If a child’s conscience is trained against lying, it would lean towards telling the truth, writes John Muturi
A child’s conscience is not handed to her ready-made. Conscience is that element in personality that prompts an individual to act in harmony with what she believes to be right.
In order to have a trustworthy conscience, a person must first develop the ideals on which her code of conduct is based.
Conscience enables a person to measure her choices and activities by comparison with her personal code. If a certain suggestion is consistent with one’s established pattern, conscience at once approves. Thus it might even approve of telling a lie to save face, if one’s personal code did not prohibit.
But, on the other hand, if conscience has been trained against lying, it would lean towards telling the truth, even at the expense of some humiliation.
A young child’s conscience, therefore, has to be developed. This presents parents with an opportunity and responsibility to help their child understand what is acceptable and what isn’t. Early training establishes in the child the first steps of conscience by which she classifies certain things as ‘right’ and others as ‘wrong’.
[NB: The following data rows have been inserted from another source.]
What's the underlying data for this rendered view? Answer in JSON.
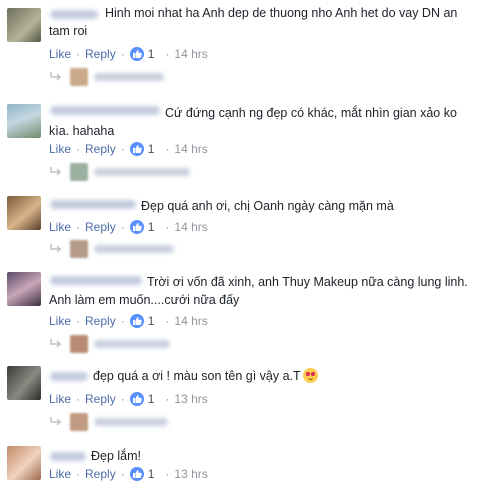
{
  "actions": {
    "like": "Like",
    "reply": "Reply",
    "separator": "·"
  },
  "colors": {
    "link": "#4b6ba8",
    "meta": "#90949c",
    "like_badge": "#5890ff"
  },
  "comments": [
    {
      "text": "Hinh moi nhat ha Anh dep de thuong nho Anh het do vay DN an tam roi",
      "likes": "1",
      "time": "14 hrs"
    },
    {
      "text": "Cứ đứng cạnh ng đẹp có khác, mắt nhìn gian xảo ko kìa. hahaha",
      "likes": "1",
      "time": "14 hrs"
    },
    {
      "text": "Đẹp quá anh ơi, chị Oanh ngày càng mặn mà",
      "likes": "1",
      "time": "14 hrs"
    },
    {
      "text": "Trời ơi vốn đã xinh, anh Thuy Makeup nữa càng lung linh. Anh làm em muốn....cưới nữa đấy",
      "likes": "1",
      "time": "14 hrs"
    },
    {
      "text": "đẹp quá a ơi ! màu son tên gì vậy a.T",
      "likes": "1",
      "time": "13 hrs"
    },
    {
      "text": "Đẹp lắm!",
      "likes": "1",
      "time": "13 hrs"
    }
  ],
  "icons": {
    "like_badge": "thumbs-up-icon",
    "reply_arrow": "reply-arrow-icon",
    "emoji": "smiling-face-icon"
  }
}
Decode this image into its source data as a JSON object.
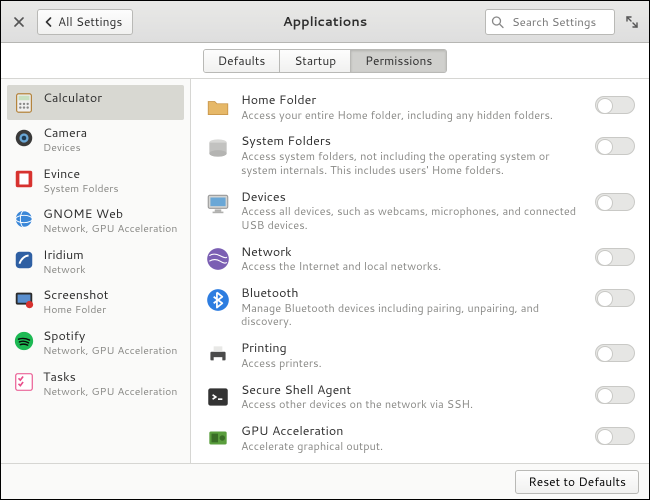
{
  "header": {
    "back_label": "All Settings",
    "title": "Applications",
    "search_placeholder": "Search Settings"
  },
  "tabs": {
    "items": [
      "Defaults",
      "Startup",
      "Permissions"
    ],
    "active_index": 2
  },
  "sidebar": {
    "selected_index": 0,
    "items": [
      {
        "name": "Calculator",
        "sub": "",
        "icon": "calculator",
        "bg": "#fafaf9"
      },
      {
        "name": "Camera",
        "sub": "Devices",
        "icon": "camera",
        "bg": "#3a3a3a"
      },
      {
        "name": "Evince",
        "sub": "System Folders",
        "icon": "evince",
        "bg": "#d7322f"
      },
      {
        "name": "GNOME Web",
        "sub": "Network, GPU Acceleration",
        "icon": "globe",
        "bg": "#3a87d8"
      },
      {
        "name": "Iridium",
        "sub": "Network",
        "icon": "iridium",
        "bg": "#2e5fa3"
      },
      {
        "name": "Screenshot",
        "sub": "Home Folder",
        "icon": "screenshot",
        "bg": "#2b2b2b"
      },
      {
        "name": "Spotify",
        "sub": "Network, GPU Acceleration",
        "icon": "spotify",
        "bg": "#1db954"
      },
      {
        "name": "Tasks",
        "sub": "Network, GPU Acceleration",
        "icon": "tasks",
        "bg": "#e84e8a"
      }
    ]
  },
  "permissions": [
    {
      "title": "Home Folder",
      "desc": "Access your entire Home folder, including any hidden folders.",
      "icon": "folder",
      "bg": "#e6b868",
      "on": false
    },
    {
      "title": "System Folders",
      "desc": "Access system folders, not including the operating system or system internals. This includes users' Home folders.",
      "icon": "drive",
      "bg": "#d0d0ce",
      "on": false
    },
    {
      "title": "Devices",
      "desc": "Access all devices, such as webcams, microphones, and connected USB devices.",
      "icon": "computer",
      "bg": "#c9c9c7",
      "on": false
    },
    {
      "title": "Network",
      "desc": "Access the Internet and local networks.",
      "icon": "network",
      "bg": "#7b5fb3",
      "on": false
    },
    {
      "title": "Bluetooth",
      "desc": "Manage Bluetooth devices including pairing, unpairing, and discovery.",
      "icon": "bluetooth",
      "bg": "#2d7de0",
      "on": false
    },
    {
      "title": "Printing",
      "desc": "Access printers.",
      "icon": "printer",
      "bg": "#4a4a4a",
      "on": false
    },
    {
      "title": "Secure Shell Agent",
      "desc": "Access other devices on the network via SSH.",
      "icon": "terminal",
      "bg": "#333333",
      "on": false
    },
    {
      "title": "GPU Acceleration",
      "desc": "Accelerate graphical output.",
      "icon": "gpu",
      "bg": "#5a9e3d",
      "on": false
    }
  ],
  "footer": {
    "reset_label": "Reset to Defaults"
  }
}
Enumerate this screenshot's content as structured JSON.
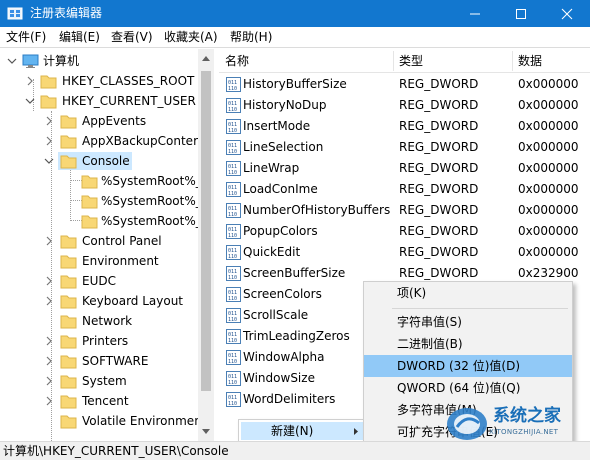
{
  "window": {
    "title": "注册表编辑器",
    "accent": "#1277cf"
  },
  "menu": [
    "文件(F)",
    "编辑(E)",
    "查看(V)",
    "收藏夹(A)",
    "帮助(H)"
  ],
  "tree": {
    "root": "计算机",
    "classes_root": "HKEY_CLASSES_ROOT",
    "current_user": "HKEY_CURRENT_USER",
    "items": [
      "AppEvents",
      "AppXBackupConter",
      "Console",
      "%SystemRoot%_",
      "%SystemRoot%_",
      "%SystemRoot%_",
      "Control Panel",
      "Environment",
      "EUDC",
      "Keyboard Layout",
      "Network",
      "Printers",
      "SOFTWARE",
      "System",
      "Tencent",
      "Volatile Environmen"
    ],
    "selected": "Console"
  },
  "list": {
    "columns": [
      "名称",
      "类型",
      "数据"
    ],
    "rows": [
      {
        "name": "HistoryBufferSize",
        "type": "REG_DWORD",
        "data": "0x000000"
      },
      {
        "name": "HistoryNoDup",
        "type": "REG_DWORD",
        "data": "0x000000"
      },
      {
        "name": "InsertMode",
        "type": "REG_DWORD",
        "data": "0x000000"
      },
      {
        "name": "LineSelection",
        "type": "REG_DWORD",
        "data": "0x000000"
      },
      {
        "name": "LineWrap",
        "type": "REG_DWORD",
        "data": "0x000000"
      },
      {
        "name": "LoadConIme",
        "type": "REG_DWORD",
        "data": "0x000000"
      },
      {
        "name": "NumberOfHistoryBuffers",
        "type": "REG_DWORD",
        "data": "0x000000"
      },
      {
        "name": "PopupColors",
        "type": "REG_DWORD",
        "data": "0x000000"
      },
      {
        "name": "QuickEdit",
        "type": "REG_DWORD",
        "data": "0x000000"
      },
      {
        "name": "ScreenBufferSize",
        "type": "REG_DWORD",
        "data": "0x232900"
      },
      {
        "name": "ScreenColors",
        "type": "",
        "data": ""
      },
      {
        "name": "ScrollScale",
        "type": "",
        "data": ""
      },
      {
        "name": "TrimLeadingZeros",
        "type": "",
        "data": ""
      },
      {
        "name": "WindowAlpha",
        "type": "",
        "data": ""
      },
      {
        "name": "WindowSize",
        "type": "",
        "data": ""
      },
      {
        "name": "WordDelimiters",
        "type": "",
        "data": ""
      }
    ]
  },
  "context_menu": {
    "new_label": "新建(N)",
    "submenu": [
      "项(K)",
      "字符串值(S)",
      "二进制值(B)",
      "DWORD (32 位)值(D)",
      "QWORD (64 位)值(Q)",
      "多字符串值(M)",
      "可扩充字符串值(E)"
    ],
    "highlighted": "DWORD (32 位)值(D)",
    "highlight_color": "#91c9f7"
  },
  "status": {
    "path": "计算机\\HKEY_CURRENT_USER\\Console"
  },
  "watermark": {
    "text": "系统之家",
    "url": "XITONGZHIJIA.NET"
  }
}
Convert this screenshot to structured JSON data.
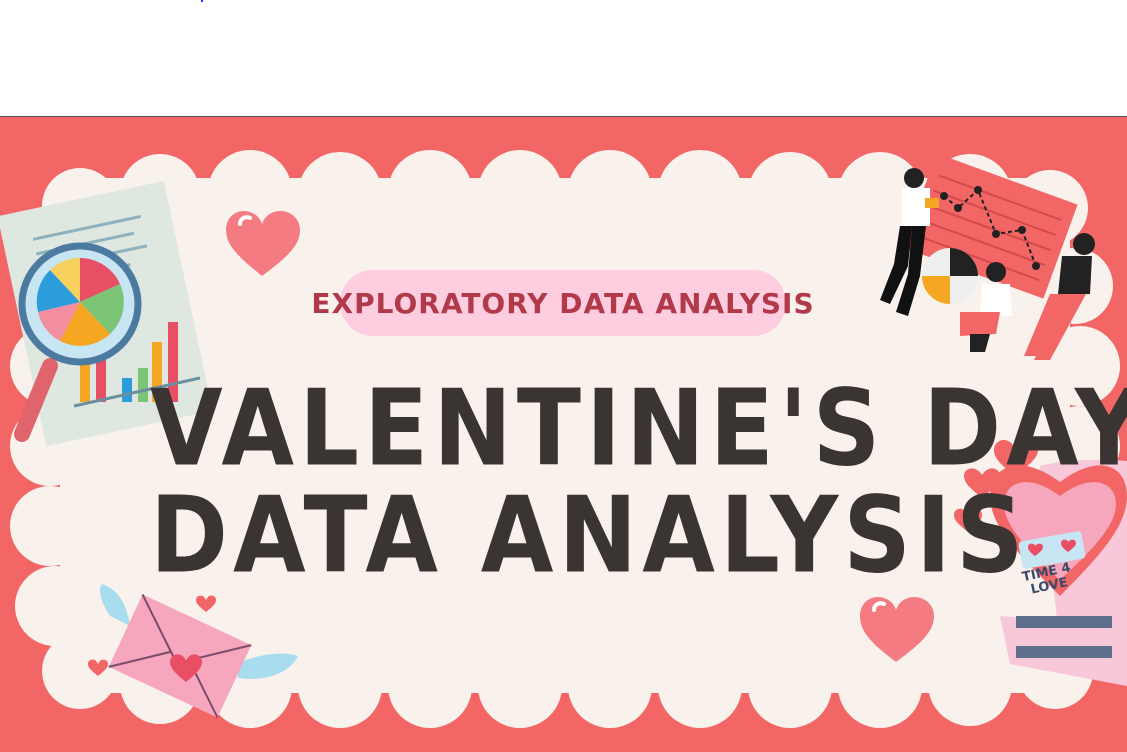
{
  "subtitle": "EXPLORATORY DATA ANALYSIS",
  "title_line1": "VALENTINE'S DAY",
  "title_line2": "DATA ANALYSIS",
  "watch_text": "TIME 4 LOVE",
  "colors": {
    "frame": "#f26666",
    "cloud": "#f9f1ec",
    "pill": "#fecde0",
    "subtitle_text": "#b13a4a",
    "title_text": "#3a3533",
    "heart": "#f47b82"
  },
  "icons": [
    "magnifier-report-icon",
    "heart-icon",
    "people-chart-icon",
    "love-letter-icon",
    "heart-watch-icon"
  ]
}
The parent has an opportunity during the child’s formative years to help mould her personal code.
A child’s satisfaction or dissatisfaction with this code largely depends on her appraisal of her parents. If they represent the kind of person she wants to be, then she will accept their code of ethics or chart her own if dissatisfied with their way of life.
As children go through childhood, the initial attachment develops into a more intricate process of identification. On the one hand, the child directly imitates the characteristics of the parents. For instance, copying certain mannerisms, styles of speech, or any kind of habitual behaviour that is often experienced by the child through observation.
The second identification is how children experience their parents as opposed to how they imitate them. For instance, if parents are attentive, respectful, and nurturing, the child internalises these characteristics as the way to relate to others.
Religious beliefs influence parents as they guide a child in her understanding of what is right and wrong.